The Orphan Film Symposium begins Wednesday evening, April 11. During that same morning Terri Francis and Lina Accurso have organized this significant event in nearby Rye, New York.  They will also talk about the Alice B. Russell Micheaux project on Saturday, April 14, 9:30am, as part of the Orphan Film Symposium at Museum of the Moving Image in Astoria, Queens, NYC.  They will be joined by film historian Charlene Regester of the University of North Carolina.

Terri shares the news below and invites you to this special event.



Honoring Mrs. Alice B. Russell Micheaux
from the website of Indiana University Black Film Center / Archive

Through the efforts of BFC/A director Terri Francis, independent silent film historian Lina Accurso, and a generous community of individual donors, arrangements are in place to set a memorial headstone at the unmarked grave of Mrs. Alice B. Russell Micheaux in 2018.



Mrs. Micheaux was a pioneering film actress and film producer, as well as the second wife of renowned African American filmmaker, Oscar Micheaux. Alice Micheaux performed in The Broken Violin (1927), and in Oscar’s films including Murder in Harlem (1935), God’s Step Children (1938) and The Betrayal (1948). She collaborated with her husband as script supervisor and casting associate on Lying Lips (1939) and miscellaneous crew on Swing! (1938), Murder in Harlem (1935), Ten Minutes to Live (1932) and The Girl from Chicago (1932).





Mrs. Micheaux spent her final years as a ward of the state suffering from dementia, and was buried in 1985 in an unmarked pauper’s grave at the Greenwood Union Cemetery in Rye, New York.
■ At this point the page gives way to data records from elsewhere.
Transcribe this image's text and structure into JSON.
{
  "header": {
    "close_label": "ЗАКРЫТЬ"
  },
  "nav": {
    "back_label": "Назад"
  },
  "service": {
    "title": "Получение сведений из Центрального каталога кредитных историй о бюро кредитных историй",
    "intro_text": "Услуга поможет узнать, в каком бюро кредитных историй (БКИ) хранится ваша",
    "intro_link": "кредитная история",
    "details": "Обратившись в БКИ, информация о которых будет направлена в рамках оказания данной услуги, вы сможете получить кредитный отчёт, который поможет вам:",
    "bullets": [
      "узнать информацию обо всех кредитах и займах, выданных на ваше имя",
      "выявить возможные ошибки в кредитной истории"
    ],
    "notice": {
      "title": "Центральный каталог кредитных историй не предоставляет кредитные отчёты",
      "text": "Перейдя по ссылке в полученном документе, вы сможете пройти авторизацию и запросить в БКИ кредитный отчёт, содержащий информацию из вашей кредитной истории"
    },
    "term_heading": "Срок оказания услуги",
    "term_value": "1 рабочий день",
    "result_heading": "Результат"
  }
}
On April 11, 2018, at 11:00 am, we invite you to gather at the site in Greenwood Union Cemetery, Rye, NY, for a meaningful remembrance of Mrs. Micheaux’s life and her vital contributions to early African American cinema as a producer, actress, script supervisor, and spouse to Oscar Micheaux. We plan to honor Mrs. Micheaux with a floral arrangement, music from Jasmine Muhammad, and a blessing from Rev. Martha Cruz, a member of St. Paul’s Lutheran Church, local to Rye. Please join us and share the event information linked here.


Due to the long New York winter, we unfortunately will not be able to pour the foundation for the rose quartz marker on this occasion, but it will be in place by the anniversary of Mrs. Micheaux’s birth on June 30.


About BFC/A
The Black Film Center/Archive at Indiana University was established in 1981 as the first archival repository dedicated to collecting, preserving, and making available historically and culturally significant films by and about black people. The BFC/A's primary objectives are to promote scholarship on black film and to serve as an open resource for scholars, researchers, students, and the general public; to encourage creative film activity by independent black filmmakers; and to undertake and support research on the history, impact, theory, and aesthetics of black film traditions.


Symposium info at www.nyu.edu/orphanfilm.